Today’s cyber threats are not preventable and there is currently no way to defend any large-scale environment, said Amit Yoran, CEO of NetWitness Corporation at yesterday’s cyber conference in New York.
Agence France-Presse reported how this bleak forecast comes from the FBI-sponsored conference at Fordham University in a time when the Internet and society are becoming increasingly intertwined. White House Cybersecurity Coordinator Howard Schmidt told the conference the entire U.S economy essentially rests on safe Internet facilities.
The cyber czar explained how despite the boom in online business, few Internet retailers understand the threat cyber criminals pose. Almost half of small businesses do not use anti-virus software and even fewer use it properly, he added.
“There has been enough exfiltration of personal property in this country in the past years to fill the Library of Congress over and over again. So we must do more,” Schmidt said.
With cyber crime being borderless in nature, the chase for cyber criminals becomes a a difficult task. Department of Justice’s Michael DuBose said the hackers’ world has become much smaller but “they prey on what is essentially a global victim pool.”
Another obstacle is outdated legislation combined with the usual complications of cross-border probes, said FBI’s Cyber Division Deputy Assistant Director Jeffrey Troy. Instead of operating like one global law enforcement agency, many nations lack laws that fit the crime, he said.
Some experts at the conference also addressed what they said was the failure of private software companies to come up with adequate solutions to thwart cyber attacks. MITRE’s Gary Gagnon joked the biggest problem was “users who just can’t help clicking” on infected files. However, he added, no one should ever feel complacent about security levels.

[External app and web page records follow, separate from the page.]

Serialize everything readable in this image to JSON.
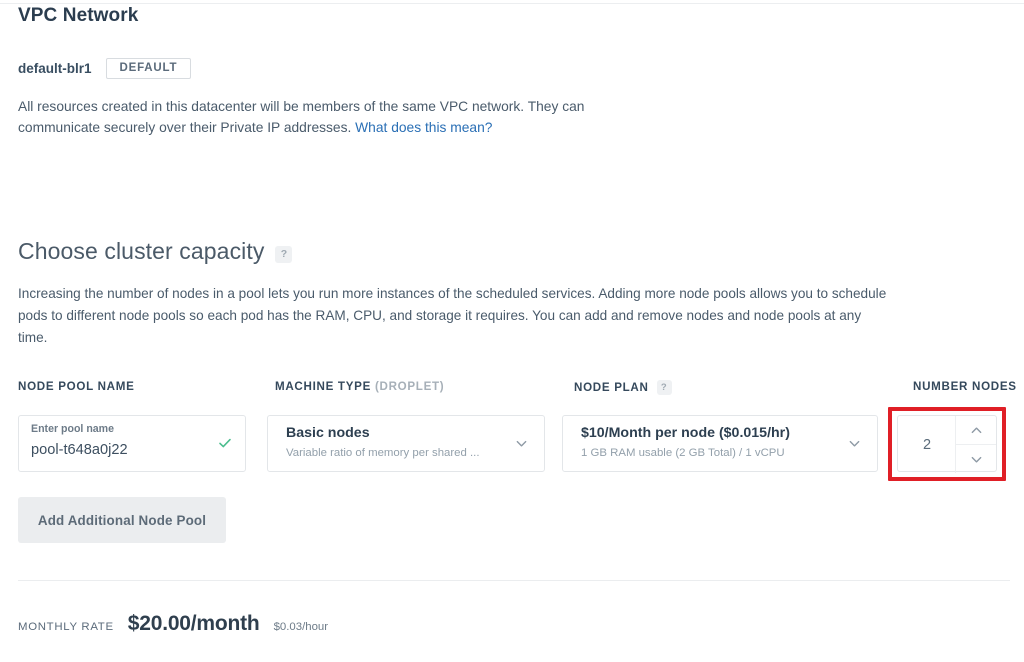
{
  "vpc": {
    "title": "VPC Network",
    "network_name": "default-blr1",
    "badge": "DEFAULT",
    "description": "All resources created in this datacenter will be members of the same VPC network. They can communicate securely over their Private IP addresses. ",
    "link_text": "What does this mean?",
    "link_color": "#2a6fb5"
  },
  "capacity": {
    "heading": "Choose cluster capacity",
    "help_glyph": "?",
    "description": "Increasing the number of nodes in a pool lets you run more instances of the scheduled services. Adding more node pools allows you to schedule pods to different node pools so each pod has the RAM, CPU, and storage it requires. You can add and remove nodes and node pools at any time."
  },
  "fields": {
    "node_pool_name": {
      "label": "NODE POOL NAME",
      "placeholder": "Enter pool name",
      "value": "pool-t648a0j22",
      "valid_icon": "check-icon",
      "valid_color": "#4bbd8e"
    },
    "machine_type": {
      "label_main": "MACHINE TYPE",
      "label_muted": "(DROPLET)",
      "selected_title": "Basic nodes",
      "selected_subtitle": "Variable ratio of memory per shared ..."
    },
    "node_plan": {
      "label": "NODE PLAN",
      "help_glyph": "?",
      "selected_title": "$10/Month per node ($0.015/hr)",
      "selected_subtitle": "1 GB RAM usable (2 GB Total) / 1 vCPU"
    },
    "number_nodes": {
      "label": "NUMBER NODES",
      "value": "2",
      "highlight_color": "#e01f26"
    }
  },
  "actions": {
    "add_node_pool": "Add Additional Node Pool"
  },
  "footer": {
    "rate_label": "MONTHLY RATE",
    "rate_monthly": "$20.00/month",
    "rate_hourly": "$0.03/hour"
  }
}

“If [hackers] are determined to get in our network, they’ll get in,” he said. “The odds are stacked in their favor.”